Server benchmarking is an odd domain. There are lots of very well developed, non-proprietary benchmarks available, but there are also teams of engineers with huge resources at companies like Intel, AMD, HP and Sun working to make their products look as good as possible. Stuck in the middle are system engineers and IT managers who don't really have any good sources for objective and practically usable performance metrics to base design and purchasing decisions on.
We try to cut through that nonsense wherever possible and provide transparent, useful comparisons of new hardware, but that's especially difficult for server products. Real-world server workloads are complex, and synthetic benchmarks are often not indicative of practical performance. Server CPUs are especially hard. Modern processors are so fast that it takes 100's of concurrent connections to find the performance ceiling of the CPU, and you're likely to run into network, memory or other I/O bottlenecks before you do. Since one thing TR doesn't have is a 200-client test lab, we have to make do with more synthetic means of comparison.
One aspect of server workloads, especially prevalent in web services, is dealing with XML documents. XML has become the data lingua franca spoken between programs running across different hardware platforms, operating systems and programming languages. Parsing, generating and transforming XML text, by themselves, are CPU tasks that rely only on communicating with main memory, so they're good candidates for creating a synthetic benchmark.
I had originally hoped to find a public XML benchmark that Scott could add to server reviews as-is, but my search didn't turn up anything usable. The open source XML Benchmark came closest, but wasn't anything we could readily reduce to a meaningful comparison. Resigned to writing one mostly from scratch, I decided to fill another gap in our lineup, the lack of any benchmark testing performance of code running inside Microsoft's .NET framework. Microsoft has been making huge strides with ASP.NET, and winning many converts from Java J2EE based development (if you struggled through that wikipedia link, maybe you can start to understand why).
I took the four of the basic units of work in XML benchmark and ported them to C#. After some back-and-forth with Scott we arrived at a framework that allows running a variable number of iterations of each work unit (or a mix of each) across a variable number of threads.
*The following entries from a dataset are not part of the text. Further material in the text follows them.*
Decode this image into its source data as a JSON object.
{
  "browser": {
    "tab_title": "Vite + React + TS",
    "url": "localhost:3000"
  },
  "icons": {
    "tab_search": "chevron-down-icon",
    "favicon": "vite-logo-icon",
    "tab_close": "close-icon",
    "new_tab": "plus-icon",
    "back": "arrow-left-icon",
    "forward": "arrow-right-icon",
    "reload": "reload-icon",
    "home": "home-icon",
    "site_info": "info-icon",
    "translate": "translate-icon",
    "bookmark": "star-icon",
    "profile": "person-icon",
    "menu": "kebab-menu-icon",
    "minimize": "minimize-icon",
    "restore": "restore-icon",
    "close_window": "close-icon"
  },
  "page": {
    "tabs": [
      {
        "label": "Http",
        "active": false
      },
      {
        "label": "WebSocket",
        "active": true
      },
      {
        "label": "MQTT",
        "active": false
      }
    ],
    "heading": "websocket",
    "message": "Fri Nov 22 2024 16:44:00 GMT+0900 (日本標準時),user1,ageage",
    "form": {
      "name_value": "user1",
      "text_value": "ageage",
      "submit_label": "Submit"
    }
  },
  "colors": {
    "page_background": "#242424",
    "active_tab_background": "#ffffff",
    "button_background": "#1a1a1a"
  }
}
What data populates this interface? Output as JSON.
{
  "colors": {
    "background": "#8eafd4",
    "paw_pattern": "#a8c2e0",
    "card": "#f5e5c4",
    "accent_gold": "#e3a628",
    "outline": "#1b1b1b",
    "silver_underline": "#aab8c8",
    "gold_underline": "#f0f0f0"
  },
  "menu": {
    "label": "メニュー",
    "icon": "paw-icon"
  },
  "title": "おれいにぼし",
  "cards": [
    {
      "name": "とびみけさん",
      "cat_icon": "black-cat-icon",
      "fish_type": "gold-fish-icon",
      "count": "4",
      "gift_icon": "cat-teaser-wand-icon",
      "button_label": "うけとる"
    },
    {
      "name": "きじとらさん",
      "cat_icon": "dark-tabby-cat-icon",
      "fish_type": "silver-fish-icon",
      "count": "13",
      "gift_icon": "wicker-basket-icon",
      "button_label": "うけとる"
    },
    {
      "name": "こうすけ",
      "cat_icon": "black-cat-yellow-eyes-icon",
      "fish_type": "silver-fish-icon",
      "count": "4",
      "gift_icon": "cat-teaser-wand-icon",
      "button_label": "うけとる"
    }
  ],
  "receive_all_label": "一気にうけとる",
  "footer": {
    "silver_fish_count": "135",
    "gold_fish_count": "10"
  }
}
The program reports how long it took for all threads to finish, as well as more detailed statistics about the CPU time spent across all threads, and the average runtime of the work units aggregated and broken out by type. We only reported the total start-to-finish time in the Shanghai review because we couldn't figure out a good way to describe the more granular results.
Because we want our results to be independently reproducible and verifiable, I'm publishing the source code for the XML benchmark program. We're planning on refining it over time, as well, so please discuss possible improvements in the comments, or email me directly with feedback or patches. I developed it in Visual Studio 2008, but it should also compile in the excellent, and free, Visual C# 2008 Express Edition. The program relies on some test XML files; to maintain comparable results I've included the ones we used for the article with the source code.
I haven't included a license statement, because I'm not a lawyer and I honestly have no idea what license this should fall under. If you want to redistribute it, let me know and we can almost certainly put it under the GPL in an official way.
|HGST packs 1.5TB into 9.5-mm, three-platter Travelstar 5K1500 notebook drive||1|
|Hardware: Shipbreakers trailers highlight back-story, freemium perks||8|
|MSI lifts the curtain on Z87 MPower motherboards||26|
|Samsung's latest 13.3'' notebook screen has a 3200x1800 resolution||64|
|The PC graphics market was kind to Nvidia last quarter||27|
|Gigabyte offers early peek at Z87 motherboards||32|